The dipping-your-hands-into-VR feel of Touch gives it an edge over the PlayStation's Move VR controllers, or the wand-controllers of the Vive. But they all allow pretty similar things. That being said, the Touch aims to simulate actual hand movements, like grasping objects. Sometimes this works really well, and other times it feels like trying to grab chopsticks with gloves on.
There will be dozens of touch-enabled games on Oculus, and I've played over a dozen that are already available. But the biggest problem with the Oculus Rift and Touch isn't the controllers themselves, it's the limited range of motion tracking which means more standing in place, instead of moving around. And that's because of the limitations of Oculus' two-sensor motion-tracking system.
The Touch controllers are brilliantly designed, though, and are everything I'd want in a VR controller right now. Plus, they use AA batteries -- one per controller -- which are easily popped in via a magnetic sliding cover. In two weeks or so of mixed use, I haven't had to replace them.
Setup and room tracking: A slight headache
The Oculus Rift Touch controllers need two camera sensors to track movement: one that comes with the controllers, and the other that comes with the Rift headset. Both need to be placed on a flat surface like a computer desk or a shelf and set several feet apart -- not too far, not too close, and angled for maximum coverage of the playing space (3-7 feet, roughly). Oculus has some setup guides in its PC software, but it's not as easy as the one-camera setup of PlayStation VR. This requires some finesse.
It also needs two separate USB 3.0 ports on your PC, one for each sensor. (That's in addition to the one the Rift helmet is using, and possibly a fourth one if you have the wireless dongle for the Xbox controller.) The cables are fairly long, but not long enough for a PC to be across the room. Good luck, because it's not easy to get right.
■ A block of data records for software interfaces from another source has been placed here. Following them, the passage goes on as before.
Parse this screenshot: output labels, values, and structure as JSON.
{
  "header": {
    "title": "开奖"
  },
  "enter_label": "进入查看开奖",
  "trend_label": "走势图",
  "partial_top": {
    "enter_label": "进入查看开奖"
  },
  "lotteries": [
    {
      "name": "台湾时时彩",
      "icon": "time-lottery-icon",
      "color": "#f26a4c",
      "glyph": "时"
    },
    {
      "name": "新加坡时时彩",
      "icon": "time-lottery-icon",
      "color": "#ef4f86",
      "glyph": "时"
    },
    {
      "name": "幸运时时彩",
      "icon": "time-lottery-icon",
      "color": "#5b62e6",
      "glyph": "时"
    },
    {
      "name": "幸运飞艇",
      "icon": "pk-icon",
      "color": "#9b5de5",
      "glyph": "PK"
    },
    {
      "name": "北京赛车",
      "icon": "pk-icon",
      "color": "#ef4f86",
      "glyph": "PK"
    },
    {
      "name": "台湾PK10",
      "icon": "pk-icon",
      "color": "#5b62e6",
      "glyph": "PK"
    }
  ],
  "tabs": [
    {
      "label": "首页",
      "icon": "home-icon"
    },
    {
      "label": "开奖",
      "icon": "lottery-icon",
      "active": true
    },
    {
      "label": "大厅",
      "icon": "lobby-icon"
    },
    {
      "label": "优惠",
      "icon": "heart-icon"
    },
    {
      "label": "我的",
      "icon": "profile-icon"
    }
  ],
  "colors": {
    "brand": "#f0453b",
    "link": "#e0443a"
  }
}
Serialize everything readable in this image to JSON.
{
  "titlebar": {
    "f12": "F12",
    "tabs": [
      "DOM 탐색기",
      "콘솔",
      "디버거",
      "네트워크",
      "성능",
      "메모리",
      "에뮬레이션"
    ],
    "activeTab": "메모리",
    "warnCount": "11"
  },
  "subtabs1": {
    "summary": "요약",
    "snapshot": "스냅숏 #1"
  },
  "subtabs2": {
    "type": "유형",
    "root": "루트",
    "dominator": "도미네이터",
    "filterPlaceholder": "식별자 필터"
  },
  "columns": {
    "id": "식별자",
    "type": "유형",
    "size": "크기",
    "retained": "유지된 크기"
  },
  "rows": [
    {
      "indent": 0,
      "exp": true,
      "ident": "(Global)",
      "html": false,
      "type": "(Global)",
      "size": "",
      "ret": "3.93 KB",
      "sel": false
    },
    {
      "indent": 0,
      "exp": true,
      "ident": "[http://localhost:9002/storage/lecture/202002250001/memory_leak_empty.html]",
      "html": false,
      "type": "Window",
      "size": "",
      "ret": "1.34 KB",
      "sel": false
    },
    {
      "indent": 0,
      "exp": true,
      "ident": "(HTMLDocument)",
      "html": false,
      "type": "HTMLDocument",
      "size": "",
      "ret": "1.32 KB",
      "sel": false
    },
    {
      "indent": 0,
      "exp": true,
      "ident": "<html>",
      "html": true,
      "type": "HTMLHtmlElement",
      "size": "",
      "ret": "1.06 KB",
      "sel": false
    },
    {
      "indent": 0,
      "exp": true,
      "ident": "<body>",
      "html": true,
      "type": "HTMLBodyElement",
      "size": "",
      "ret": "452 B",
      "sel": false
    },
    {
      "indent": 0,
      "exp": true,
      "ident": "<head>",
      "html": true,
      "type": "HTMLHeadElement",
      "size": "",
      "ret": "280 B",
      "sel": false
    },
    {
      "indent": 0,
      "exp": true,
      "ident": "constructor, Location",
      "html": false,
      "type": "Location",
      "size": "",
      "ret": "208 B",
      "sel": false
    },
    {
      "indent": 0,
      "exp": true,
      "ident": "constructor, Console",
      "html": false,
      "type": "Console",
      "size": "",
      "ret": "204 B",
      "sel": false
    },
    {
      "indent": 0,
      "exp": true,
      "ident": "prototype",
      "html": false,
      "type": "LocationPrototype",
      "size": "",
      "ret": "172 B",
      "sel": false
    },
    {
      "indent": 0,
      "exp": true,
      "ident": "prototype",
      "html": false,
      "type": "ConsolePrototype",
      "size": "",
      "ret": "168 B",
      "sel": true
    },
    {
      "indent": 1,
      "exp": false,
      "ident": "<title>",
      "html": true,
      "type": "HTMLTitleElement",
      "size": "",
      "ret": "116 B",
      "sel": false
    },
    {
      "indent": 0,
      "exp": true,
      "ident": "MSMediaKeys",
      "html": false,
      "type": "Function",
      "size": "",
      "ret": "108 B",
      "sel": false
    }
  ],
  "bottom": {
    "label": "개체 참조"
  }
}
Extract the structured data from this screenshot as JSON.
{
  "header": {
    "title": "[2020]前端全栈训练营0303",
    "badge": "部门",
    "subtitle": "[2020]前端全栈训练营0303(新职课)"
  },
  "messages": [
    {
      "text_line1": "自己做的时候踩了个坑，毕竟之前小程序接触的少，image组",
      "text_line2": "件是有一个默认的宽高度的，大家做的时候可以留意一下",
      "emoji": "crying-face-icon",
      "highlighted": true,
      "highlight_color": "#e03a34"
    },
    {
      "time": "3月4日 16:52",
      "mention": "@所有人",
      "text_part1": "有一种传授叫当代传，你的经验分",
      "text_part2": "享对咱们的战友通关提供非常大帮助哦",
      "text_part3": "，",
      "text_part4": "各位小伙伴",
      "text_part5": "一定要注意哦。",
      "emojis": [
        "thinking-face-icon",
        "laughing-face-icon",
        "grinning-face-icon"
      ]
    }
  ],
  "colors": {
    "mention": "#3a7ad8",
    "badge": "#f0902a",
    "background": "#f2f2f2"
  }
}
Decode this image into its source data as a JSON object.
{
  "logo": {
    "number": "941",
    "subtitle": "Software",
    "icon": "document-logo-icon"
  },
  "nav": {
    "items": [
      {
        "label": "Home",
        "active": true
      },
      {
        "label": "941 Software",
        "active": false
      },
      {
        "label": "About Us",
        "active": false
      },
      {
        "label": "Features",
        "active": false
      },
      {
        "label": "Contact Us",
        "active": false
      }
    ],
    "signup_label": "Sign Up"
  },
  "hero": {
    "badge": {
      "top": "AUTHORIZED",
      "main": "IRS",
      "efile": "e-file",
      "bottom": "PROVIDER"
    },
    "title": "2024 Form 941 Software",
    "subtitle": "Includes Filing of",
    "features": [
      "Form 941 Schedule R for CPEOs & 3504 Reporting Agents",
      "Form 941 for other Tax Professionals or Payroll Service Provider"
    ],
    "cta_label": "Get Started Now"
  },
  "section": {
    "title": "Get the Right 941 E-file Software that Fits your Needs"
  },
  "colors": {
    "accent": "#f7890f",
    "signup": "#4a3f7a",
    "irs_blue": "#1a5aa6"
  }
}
Much like HTC's Vive VR, you then have to draw a boundary around your play area, which shows up like a glowing blue cage in virtual reality. Oculus calls it the "Guardian." Get too close to your play area limits, and the cage reappears to warn you. But that doesn't help with accidental tripping over furniture, cords, pets, kids, sandwiches or roller skates -- so clear your room before playing.